- Opening Delimiter -

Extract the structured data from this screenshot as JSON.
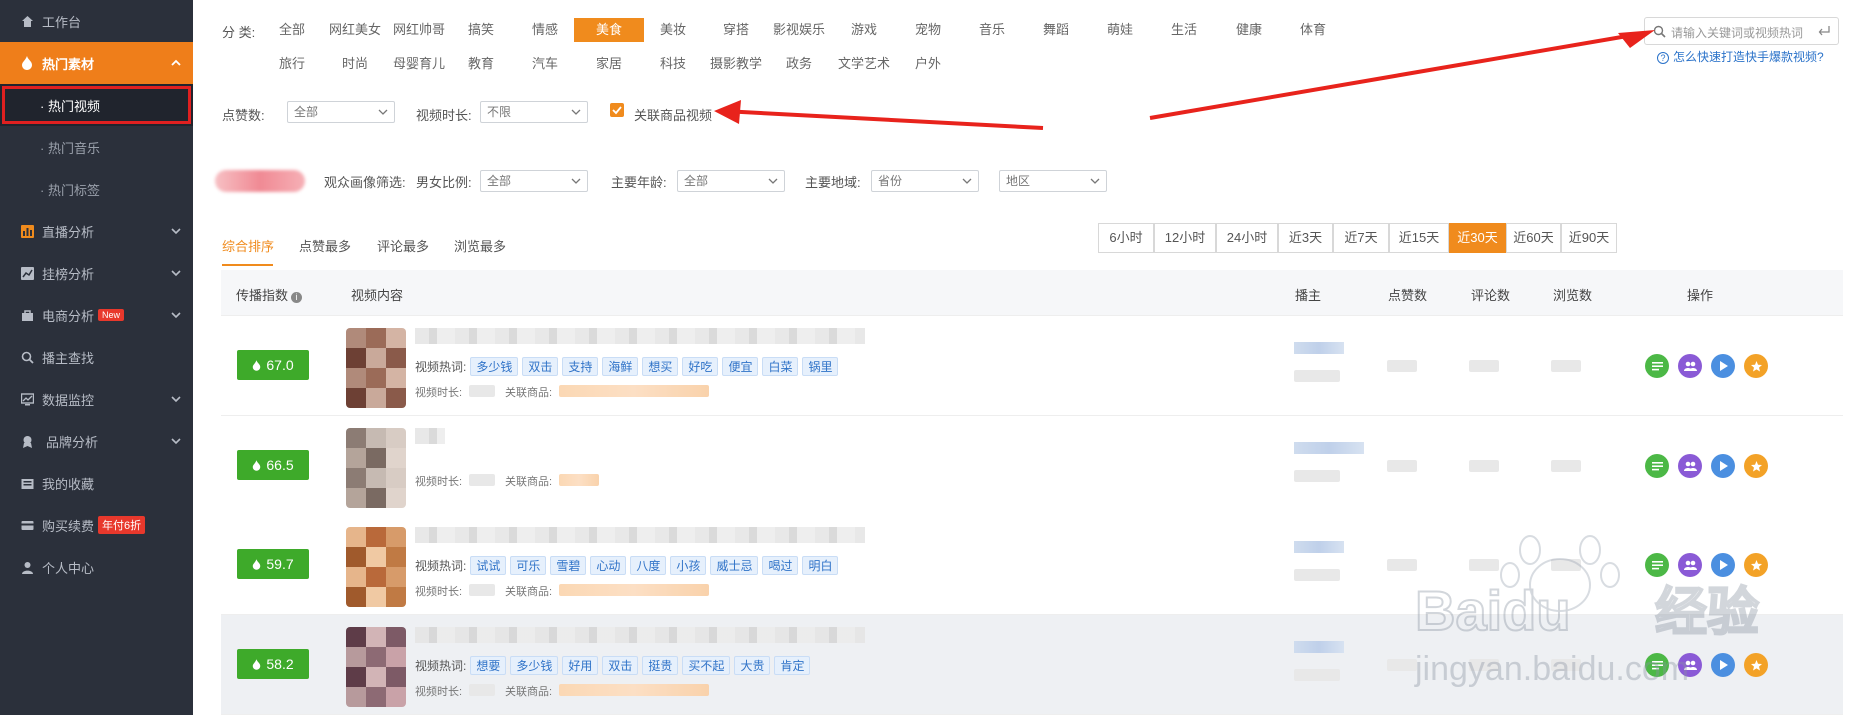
{
  "sidebar": {
    "items": [
      {
        "label": "工作台",
        "icon": "home-icon"
      },
      {
        "label": "热门素材",
        "icon": "fire-icon",
        "active": true
      },
      {
        "label": "直播分析",
        "icon": "chart-bar-icon"
      },
      {
        "label": "挂榜分析",
        "icon": "trend-icon"
      },
      {
        "label": "电商分析",
        "icon": "shop-icon",
        "badge": "New"
      },
      {
        "label": "播主查找",
        "icon": "search-icon"
      },
      {
        "label": "数据监控",
        "icon": "monitor-icon"
      },
      {
        "label": "品牌分析",
        "icon": "brand-icon"
      },
      {
        "label": "我的收藏",
        "icon": "folder-icon"
      },
      {
        "label": "购买续费",
        "icon": "cart-icon",
        "badge": "年付6折"
      },
      {
        "label": "个人中心",
        "icon": "user-icon"
      }
    ],
    "sub_items": [
      "· 热门视频",
      "· 热门音乐",
      "· 热门标签"
    ]
  },
  "filters": {
    "category_label": "分    类:",
    "categories_row1": [
      "全部",
      "网红美女",
      "网红帅哥",
      "搞笑",
      "情感",
      "美食",
      "美妆",
      "穿搭",
      "影视娱乐",
      "游戏",
      "宠物",
      "音乐",
      "舞蹈",
      "萌娃",
      "生活",
      "健康",
      "体育"
    ],
    "categories_row2": [
      "旅行",
      "时尚",
      "母婴育儿",
      "教育",
      "汽车",
      "家居",
      "科技",
      "摄影教学",
      "政务",
      "文学艺术",
      "户外"
    ],
    "selected_category": "美食",
    "likes_label": "点赞数:",
    "likes_value": "全部",
    "duration_label": "视频时长:",
    "duration_value": "不限",
    "related_goods_label": "关联商品视频",
    "audience_label": "观众画像筛选:",
    "gender_label": "男女比例:",
    "gender_value": "全部",
    "age_label": "主要年龄:",
    "age_value": "全部",
    "region_label": "主要地域:",
    "province_value": "省份",
    "area_value": "地区"
  },
  "search": {
    "placeholder": "请输入关键词或视频热词",
    "help_link": "怎么快速打造快手爆款视频?"
  },
  "sort_tabs": [
    "综合排序",
    "点赞最多",
    "评论最多",
    "浏览最多"
  ],
  "time_ranges": [
    "6小时",
    "12小时",
    "24小时",
    "近3天",
    "近7天",
    "近15天",
    "近30天",
    "近60天",
    "近90天"
  ],
  "selected_time_range": "近30天",
  "table": {
    "headers": {
      "index": "传播指数",
      "content": "视频内容",
      "host": "播主",
      "likes": "点赞数",
      "comments": "评论数",
      "views": "浏览数",
      "ops": "操作"
    },
    "hot_words_label": "视频热词:",
    "duration_label": "视频时长:",
    "goods_label": "关联商品:",
    "rows": [
      {
        "score": "67.0",
        "tags": [
          "多少钱",
          "双击",
          "支持",
          "海鲜",
          "想买",
          "好吃",
          "便宜",
          "白菜",
          "锅里"
        ]
      },
      {
        "score": "66.5",
        "tags": []
      },
      {
        "score": "59.7",
        "tags": [
          "试试",
          "可乐",
          "雪碧",
          "心动",
          "八度",
          "小孩",
          "威士忌",
          "喝过",
          "明白"
        ]
      },
      {
        "score": "58.2",
        "tags": [
          "想要",
          "多少钱",
          "好用",
          "双击",
          "挺贵",
          "买不起",
          "大贵",
          "肯定"
        ]
      }
    ]
  },
  "colors": {
    "accent": "#f08b1d",
    "sidebar_bg": "#2b303b",
    "score_green": "#3eaa2a",
    "arrow_red": "#e8231c"
  },
  "watermark": {
    "brand": "Baidu",
    "cn": "经验",
    "url": "jingyan.baidu.com"
  }
}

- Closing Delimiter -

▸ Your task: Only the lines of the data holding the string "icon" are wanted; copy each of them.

▸ Response area:
        "icon": "home-icon"
        "icon": "fire-icon",
        "icon": "chart-bar-icon"
        "icon": "trend-icon"
        "icon": "shop-icon",
        "icon": "search-icon"
        "icon": "monitor-icon"
        "icon": "brand-icon"
        "icon": "folder-icon"
        "icon": "cart-icon",
        "icon": "user-icon"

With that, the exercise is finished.